Upon firing the final note from his guitar, Ferguson slammed his instrument down full force onto the stage in an act that smacked of pure emotion rather than scripted histrionics. He marched off, followed by James, into the wings while Schlitz created a sonic explosion by pounding his guitar and then raw hands into the pedals and speaker cabinets that surrounded him until every last sound wave had been extracted and exhausted. The young rocker stomped off the stage followed by Marchese, who waved thankfully to the sea of people blanketing the band with adulation.
Longwave did not upstage their pals, The Strokes, but they did not appear to be out of their league, either. The Strokes sounded very similar to their album, even a couple new songs thrown into the set were hard to distinguish from those drawn from their breakthrough debut Is This It. The most interesting song on the set list was “N.Y.C. Cops,” a tune that takes shots at Gotham’s men in blue and was pulled from the album after Sept. 11. Lead singer Julian Casablanca’s Lou Reed-esque, detached vocals mirror his plain blue T-shirt, disheveled hair, worn jeans and old burnt-orange Salvation Army jacket appearance. One moment of Casablanca’s crouching down toward the audience and the sound of young girls squealing eclipsed that of the sound system – the man could do no wrong.
On the way out, I heard some teenage girls mutter something about “that cute singer with the hair in his eyes from Longwave.” Frontman Schlitz and company have a long way to go before they start such a ruckus on their own, but if Monday night’s show and their latest EP are any indication, there just might be two “next big things” hailing from beneath the shadow of Lady Liberty’s torch.

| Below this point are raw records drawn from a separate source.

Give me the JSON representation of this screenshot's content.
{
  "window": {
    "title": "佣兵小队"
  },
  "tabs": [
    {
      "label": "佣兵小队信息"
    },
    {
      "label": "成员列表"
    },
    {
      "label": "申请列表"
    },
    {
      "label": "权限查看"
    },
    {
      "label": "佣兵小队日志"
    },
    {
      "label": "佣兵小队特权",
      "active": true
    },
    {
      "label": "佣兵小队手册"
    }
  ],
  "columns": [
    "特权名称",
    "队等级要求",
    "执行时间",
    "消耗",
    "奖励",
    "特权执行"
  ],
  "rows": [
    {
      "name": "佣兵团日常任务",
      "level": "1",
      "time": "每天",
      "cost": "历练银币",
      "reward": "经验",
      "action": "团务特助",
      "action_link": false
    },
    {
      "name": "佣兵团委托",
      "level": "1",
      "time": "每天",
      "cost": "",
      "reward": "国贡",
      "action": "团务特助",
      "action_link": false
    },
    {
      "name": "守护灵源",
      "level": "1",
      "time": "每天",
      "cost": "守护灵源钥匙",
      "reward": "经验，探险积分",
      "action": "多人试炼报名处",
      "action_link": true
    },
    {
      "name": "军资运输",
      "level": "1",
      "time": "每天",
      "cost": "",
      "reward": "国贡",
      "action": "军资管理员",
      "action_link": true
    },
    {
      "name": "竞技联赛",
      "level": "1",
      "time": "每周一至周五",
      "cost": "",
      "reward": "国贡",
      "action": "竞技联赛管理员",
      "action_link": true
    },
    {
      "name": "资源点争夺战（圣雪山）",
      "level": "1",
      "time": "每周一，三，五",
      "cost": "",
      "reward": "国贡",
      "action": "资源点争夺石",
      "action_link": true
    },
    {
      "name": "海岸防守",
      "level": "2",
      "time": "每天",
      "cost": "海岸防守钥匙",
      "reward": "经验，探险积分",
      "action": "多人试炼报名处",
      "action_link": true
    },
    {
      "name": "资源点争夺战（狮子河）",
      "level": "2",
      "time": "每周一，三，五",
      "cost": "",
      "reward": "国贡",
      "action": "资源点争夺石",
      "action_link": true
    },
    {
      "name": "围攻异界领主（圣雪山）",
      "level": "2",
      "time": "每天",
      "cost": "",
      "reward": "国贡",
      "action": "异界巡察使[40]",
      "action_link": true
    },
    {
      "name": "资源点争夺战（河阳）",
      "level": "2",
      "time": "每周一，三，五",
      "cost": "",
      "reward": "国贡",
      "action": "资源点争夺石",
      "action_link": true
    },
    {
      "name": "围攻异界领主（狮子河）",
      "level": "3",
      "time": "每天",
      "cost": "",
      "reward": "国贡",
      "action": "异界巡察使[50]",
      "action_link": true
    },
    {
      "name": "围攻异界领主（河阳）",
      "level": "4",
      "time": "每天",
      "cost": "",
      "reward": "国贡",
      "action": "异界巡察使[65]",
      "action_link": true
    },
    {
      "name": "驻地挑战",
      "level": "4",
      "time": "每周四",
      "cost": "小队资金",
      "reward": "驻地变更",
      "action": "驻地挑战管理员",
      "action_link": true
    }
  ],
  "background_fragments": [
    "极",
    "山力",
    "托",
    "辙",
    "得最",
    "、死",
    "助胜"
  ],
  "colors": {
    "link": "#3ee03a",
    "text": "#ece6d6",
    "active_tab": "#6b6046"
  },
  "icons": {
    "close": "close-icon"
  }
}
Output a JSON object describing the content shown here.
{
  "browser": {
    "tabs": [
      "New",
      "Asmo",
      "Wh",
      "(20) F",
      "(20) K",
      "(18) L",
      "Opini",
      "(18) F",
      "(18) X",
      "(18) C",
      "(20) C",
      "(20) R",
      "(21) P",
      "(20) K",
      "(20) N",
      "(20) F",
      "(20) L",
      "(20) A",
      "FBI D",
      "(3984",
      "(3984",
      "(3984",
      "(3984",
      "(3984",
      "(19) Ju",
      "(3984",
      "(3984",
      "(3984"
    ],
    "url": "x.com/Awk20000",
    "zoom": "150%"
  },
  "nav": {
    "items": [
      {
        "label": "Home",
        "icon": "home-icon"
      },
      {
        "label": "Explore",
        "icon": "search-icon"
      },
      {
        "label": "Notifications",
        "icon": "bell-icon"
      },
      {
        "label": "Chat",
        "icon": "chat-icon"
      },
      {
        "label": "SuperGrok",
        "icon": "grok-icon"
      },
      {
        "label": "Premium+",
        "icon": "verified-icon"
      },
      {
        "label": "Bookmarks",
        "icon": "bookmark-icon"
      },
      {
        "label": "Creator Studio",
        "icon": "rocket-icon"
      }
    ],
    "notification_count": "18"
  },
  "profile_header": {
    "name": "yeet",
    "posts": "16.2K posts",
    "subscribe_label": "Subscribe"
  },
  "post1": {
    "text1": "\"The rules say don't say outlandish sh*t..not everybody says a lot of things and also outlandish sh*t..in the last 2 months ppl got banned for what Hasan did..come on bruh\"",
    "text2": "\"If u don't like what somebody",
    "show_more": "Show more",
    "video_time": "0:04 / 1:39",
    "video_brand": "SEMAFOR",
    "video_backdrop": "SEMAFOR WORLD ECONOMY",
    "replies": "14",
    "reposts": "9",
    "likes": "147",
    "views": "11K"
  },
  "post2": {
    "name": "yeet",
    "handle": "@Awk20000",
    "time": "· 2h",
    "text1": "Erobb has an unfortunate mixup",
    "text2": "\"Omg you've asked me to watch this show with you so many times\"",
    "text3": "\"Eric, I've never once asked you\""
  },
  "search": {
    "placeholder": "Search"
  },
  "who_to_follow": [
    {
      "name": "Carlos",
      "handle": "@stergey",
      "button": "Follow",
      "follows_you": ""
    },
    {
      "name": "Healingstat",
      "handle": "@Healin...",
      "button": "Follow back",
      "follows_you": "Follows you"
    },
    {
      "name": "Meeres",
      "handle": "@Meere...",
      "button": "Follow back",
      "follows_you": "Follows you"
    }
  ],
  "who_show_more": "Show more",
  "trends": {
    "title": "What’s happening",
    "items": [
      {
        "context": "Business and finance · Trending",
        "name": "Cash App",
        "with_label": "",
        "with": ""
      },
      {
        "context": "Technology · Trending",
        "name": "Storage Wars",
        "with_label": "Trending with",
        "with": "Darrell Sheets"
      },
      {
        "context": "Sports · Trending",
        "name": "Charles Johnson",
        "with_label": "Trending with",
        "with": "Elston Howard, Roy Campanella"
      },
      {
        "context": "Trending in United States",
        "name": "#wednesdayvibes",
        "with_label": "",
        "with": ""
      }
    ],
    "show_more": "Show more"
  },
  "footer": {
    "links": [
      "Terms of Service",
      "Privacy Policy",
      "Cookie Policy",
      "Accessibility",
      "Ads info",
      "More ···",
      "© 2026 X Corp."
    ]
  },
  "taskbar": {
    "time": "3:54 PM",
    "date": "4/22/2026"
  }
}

- For more information about Longwave go to
- Simi Bhullar contributed to this story.
- Wade Tatangelo can be contacted at firstname.lastname@example.org.